WHAT YOU HAVE TO DO: Verbatim output required. Print the data in full.

□ □ □ □ □

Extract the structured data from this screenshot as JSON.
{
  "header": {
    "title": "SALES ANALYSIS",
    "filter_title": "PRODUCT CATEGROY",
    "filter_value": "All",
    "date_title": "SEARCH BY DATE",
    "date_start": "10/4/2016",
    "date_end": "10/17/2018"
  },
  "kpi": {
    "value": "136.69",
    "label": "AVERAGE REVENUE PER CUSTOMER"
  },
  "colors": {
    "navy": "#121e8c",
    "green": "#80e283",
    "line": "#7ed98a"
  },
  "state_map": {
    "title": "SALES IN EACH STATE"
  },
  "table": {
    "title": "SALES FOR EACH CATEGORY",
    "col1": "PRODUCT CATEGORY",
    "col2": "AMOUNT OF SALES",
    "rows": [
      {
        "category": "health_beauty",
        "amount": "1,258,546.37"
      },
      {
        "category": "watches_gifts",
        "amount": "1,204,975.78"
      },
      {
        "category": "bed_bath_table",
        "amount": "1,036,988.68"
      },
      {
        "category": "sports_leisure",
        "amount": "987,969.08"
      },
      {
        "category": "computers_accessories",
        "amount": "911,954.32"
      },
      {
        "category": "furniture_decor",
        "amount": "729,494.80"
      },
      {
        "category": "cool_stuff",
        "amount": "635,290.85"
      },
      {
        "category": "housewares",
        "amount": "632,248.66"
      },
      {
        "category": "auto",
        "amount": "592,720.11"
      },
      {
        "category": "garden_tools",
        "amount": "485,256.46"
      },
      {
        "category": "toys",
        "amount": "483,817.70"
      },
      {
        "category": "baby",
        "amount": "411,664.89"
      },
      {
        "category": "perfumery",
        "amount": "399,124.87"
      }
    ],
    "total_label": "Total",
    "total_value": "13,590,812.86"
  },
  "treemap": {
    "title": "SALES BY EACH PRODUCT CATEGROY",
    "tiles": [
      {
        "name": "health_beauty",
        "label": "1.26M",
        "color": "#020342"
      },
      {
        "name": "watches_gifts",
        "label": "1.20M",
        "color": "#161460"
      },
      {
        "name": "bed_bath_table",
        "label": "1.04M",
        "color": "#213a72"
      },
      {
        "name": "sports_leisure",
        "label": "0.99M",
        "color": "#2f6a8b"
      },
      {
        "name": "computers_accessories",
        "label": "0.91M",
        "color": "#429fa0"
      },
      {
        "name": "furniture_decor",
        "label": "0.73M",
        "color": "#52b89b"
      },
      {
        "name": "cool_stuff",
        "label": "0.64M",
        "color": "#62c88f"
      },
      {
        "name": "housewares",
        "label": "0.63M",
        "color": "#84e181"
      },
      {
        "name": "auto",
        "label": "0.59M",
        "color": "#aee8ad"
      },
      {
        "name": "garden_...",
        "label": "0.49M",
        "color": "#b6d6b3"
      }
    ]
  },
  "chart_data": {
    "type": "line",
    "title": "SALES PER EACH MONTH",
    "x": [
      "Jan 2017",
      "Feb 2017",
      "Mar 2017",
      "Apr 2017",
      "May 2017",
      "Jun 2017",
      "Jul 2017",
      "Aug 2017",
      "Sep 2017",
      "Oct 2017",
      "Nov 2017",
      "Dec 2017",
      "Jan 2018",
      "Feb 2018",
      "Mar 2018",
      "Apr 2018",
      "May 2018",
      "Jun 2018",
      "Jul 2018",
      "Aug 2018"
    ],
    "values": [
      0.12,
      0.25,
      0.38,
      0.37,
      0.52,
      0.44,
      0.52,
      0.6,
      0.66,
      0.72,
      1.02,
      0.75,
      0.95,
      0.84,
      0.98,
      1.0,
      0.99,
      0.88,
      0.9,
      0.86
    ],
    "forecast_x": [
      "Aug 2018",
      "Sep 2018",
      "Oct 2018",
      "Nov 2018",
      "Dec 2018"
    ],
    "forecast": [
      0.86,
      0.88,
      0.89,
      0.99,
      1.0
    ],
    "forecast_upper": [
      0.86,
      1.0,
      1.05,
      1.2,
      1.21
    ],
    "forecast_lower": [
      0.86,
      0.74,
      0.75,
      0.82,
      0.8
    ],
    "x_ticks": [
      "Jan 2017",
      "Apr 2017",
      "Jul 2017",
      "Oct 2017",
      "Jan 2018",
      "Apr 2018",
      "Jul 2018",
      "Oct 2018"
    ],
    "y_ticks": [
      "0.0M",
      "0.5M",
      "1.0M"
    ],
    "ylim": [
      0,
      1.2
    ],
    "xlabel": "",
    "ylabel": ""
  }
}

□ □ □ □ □

REPLY:
Extract the structured data from this screenshot as JSON.
{
  "header": {
    "title": "SALES ANALYSIS",
    "filter_title": "PRODUCT CATEGROY",
    "filter_value": "All",
    "date_title": "SEARCH BY DATE",
    "date_start": "10/4/2016",
    "date_end": "10/17/2018"
  },
  "kpi": {
    "value": "136.69",
    "label": "AVERAGE REVENUE PER CUSTOMER"
  },
  "colors": {
    "navy": "#121e8c",
    "green": "#80e283",
    "line": "#7ed98a"
  },
  "state_map": {
    "title": "SALES IN EACH STATE"
  },
  "table": {
    "title": "SALES FOR EACH CATEGORY",
    "col1": "PRODUCT CATEGORY",
    "col2": "AMOUNT OF SALES",
    "rows": [
      {
        "category": "health_beauty",
        "amount": "1,258,546.37"
      },
      {
        "category": "watches_gifts",
        "amount": "1,204,975.78"
      },
      {
        "category": "bed_bath_table",
        "amount": "1,036,988.68"
      },
      {
        "category": "sports_leisure",
        "amount": "987,969.08"
      },
      {
        "category": "computers_accessories",
        "amount": "911,954.32"
      },
      {
        "category": "furniture_decor",
        "amount": "729,494.80"
      },
      {
        "category": "cool_stuff",
        "amount": "635,290.85"
      },
      {
        "category": "housewares",
        "amount": "632,248.66"
      },
      {
        "category": "auto",
        "amount": "592,720.11"
      },
      {
        "category": "garden_tools",
        "amount": "485,256.46"
      },
      {
        "category": "toys",
        "amount": "483,817.70"
      },
      {
        "category": "baby",
        "amount": "411,664.89"
      },
      {
        "category": "perfumery",
        "amount": "399,124.87"
      }
    ],
    "total_label": "Total",
    "total_value": "13,590,812.86"
  },
  "treemap": {
    "title": "SALES BY EACH PRODUCT CATEGROY",
    "tiles": [
      {
        "name": "health_beauty",
        "label": "1.26M",
        "color": "#020342"
      },
      {
        "name": "watches_gifts",
        "label": "1.20M",
        "color": "#161460"
      },
      {
        "name": "bed_bath_table",
        "label": "1.04M",
        "color": "#213a72"
      },
      {
        "name": "sports_leisure",
        "label": "0.99M",
        "color": "#2f6a8b"
      },
      {
        "name": "computers_accessories",
        "label": "0.91M",
        "color": "#429fa0"
      },
      {
        "name": "furniture_decor",
        "label": "0.73M",
        "color": "#52b89b"
      },
      {
        "name": "cool_stuff",
        "label": "0.64M",
        "color": "#62c88f"
      },
      {
        "name": "housewares",
        "label": "0.63M",
        "color": "#84e181"
      },
      {
        "name": "auto",
        "label": "0.59M",
        "color": "#aee8ad"
      },
      {
        "name": "garden_...",
        "label": "0.49M",
        "color": "#b6d6b3"
      }
    ]
  },
  "chart_data": {
    "type": "line",
    "title": "SALES PER EACH MONTH",
    "x": [
      "Jan 2017",
      "Feb 2017",
      "Mar 2017",
      "Apr 2017",
      "May 2017",
      "Jun 2017",
      "Jul 2017",
      "Aug 2017",
      "Sep 2017",
      "Oct 2017",
      "Nov 2017",
      "Dec 2017",
      "Jan 2018",
      "Feb 2018",
      "Mar 2018",
      "Apr 2018",
      "May 2018",
      "Jun 2018",
      "Jul 2018",
      "Aug 2018"
    ],
    "values": [
      0.12,
      0.25,
      0.38,
      0.37,
      0.52,
      0.44,
      0.52,
      0.6,
      0.66,
      0.72,
      1.02,
      0.75,
      0.95,
      0.84,
      0.98,
      1.0,
      0.99,
      0.88,
      0.9,
      0.86
    ],
    "forecast_x": [
      "Aug 2018",
      "Sep 2018",
      "Oct 2018",
      "Nov 2018",
      "Dec 2018"
    ],
    "forecast": [
      0.86,
      0.88,
      0.89,
      0.99,
      1.0
    ],
    "forecast_upper": [
      0.86,
      1.0,
      1.05,
      1.2,
      1.21
    ],
    "forecast_lower": [
      0.86,
      0.74,
      0.75,
      0.82,
      0.8
    ],
    "x_ticks": [
      "Jan 2017",
      "Apr 2017",
      "Jul 2017",
      "Oct 2017",
      "Jan 2018",
      "Apr 2018",
      "Jul 2018",
      "Oct 2018"
    ],
    "y_ticks": [
      "0.0M",
      "0.5M",
      "1.0M"
    ],
    "ylim": [
      0,
      1.2
    ],
    "xlabel": "",
    "ylabel": ""
  }
}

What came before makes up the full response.